To improve the design of downtown Kalamazoo, the first thing I would do is get rid of the current road system, and make all streets two way. Two way streets are easy to understand and navigate, and would take the uncertainty out of driving through downtown Kalamazoo. The roads were so confusing that I think I would deliberately avoid the downtown area when driving. Main Street should attract pedestrians and drivers alike, not repel them. My second suggestion is to redesign the sidewalks along Burdick Street. Instead of going for the prize-winning design, the sidewalks should be simple and unnoticeable. The sidewalks should also be slightly less wide to increase the sense of crowdedness. About half of the trees and tables should also be removed. Because these elements were so excessive, they were very distracting and blocked visibility from across the street. Another recommendation to improve city design is to refigure the parking situation. All of the parking along Burdick Street was parallel, and I observed several drivers having difficulty parking. Personally, I am a horrible parallel parker, and often will drive right by a parallel parking spot because I don't want to go through the trouble. In addition, the parallel parking was almost like a brick wall in that it blocked the view of the other side of the street. Over the weekend, I noticed that downtown Birmingham has a much better parking solution that Kalamazoo should consider. All parking along the Main Street is diagonal, which allows drivers to park quickly and easily. The diagonal solution also makes it much easier to see across to the other side of the street.

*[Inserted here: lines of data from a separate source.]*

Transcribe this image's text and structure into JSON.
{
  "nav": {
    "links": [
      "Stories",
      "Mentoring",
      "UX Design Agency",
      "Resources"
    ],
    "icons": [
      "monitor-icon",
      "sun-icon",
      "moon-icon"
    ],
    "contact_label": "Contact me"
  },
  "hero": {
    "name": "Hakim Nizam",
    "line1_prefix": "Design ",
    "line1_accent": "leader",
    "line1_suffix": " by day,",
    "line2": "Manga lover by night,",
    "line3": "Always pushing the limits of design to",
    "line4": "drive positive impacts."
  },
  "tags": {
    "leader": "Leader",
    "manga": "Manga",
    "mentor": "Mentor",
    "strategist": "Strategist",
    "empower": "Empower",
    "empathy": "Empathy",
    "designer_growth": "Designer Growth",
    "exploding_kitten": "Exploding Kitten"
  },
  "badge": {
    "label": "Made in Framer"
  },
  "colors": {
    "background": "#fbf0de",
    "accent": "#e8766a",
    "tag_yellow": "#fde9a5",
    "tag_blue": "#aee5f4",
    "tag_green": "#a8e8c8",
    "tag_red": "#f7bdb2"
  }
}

The following passage from "What Main Street Can Learn from the Mall" is very pertinent to downtown Kalamazoo: "The shade trees and planter boxes? Lovely, [Gibbs] says, but they block shoppers' view of shop windows and signs. Those handsome groupings of benches and tables? They seem inviting until Gibbs points out that they often attract teenagers and other loiterers, who scare off shoppers. The elegant Victorian street lamps, the expensive trash cans, and the distinctive granite paving stones-- 'so beautiful that people will stare at them as they walk by the storefronts,' Gibbs says--are little more than money down the drain." When reading this section, it almost sounded like Gibbs was talking about downtown Kalamazoo, because everything he said relates exactly to the city. There were far too many trees and plants in Kalamazoo that blocked the view of the stores. As mentioned earlier, the excessive tables and chairs present the problem of loitering. Kalamazoo also seems to have wasted a great deal of money on superfluous design details, including colored bricks for the sidewalks, old-fashioned lamp posts, and beautifully designed trash cans. Not using these three elements would have saved a great deal of money, and would also have helped stores draw more attention.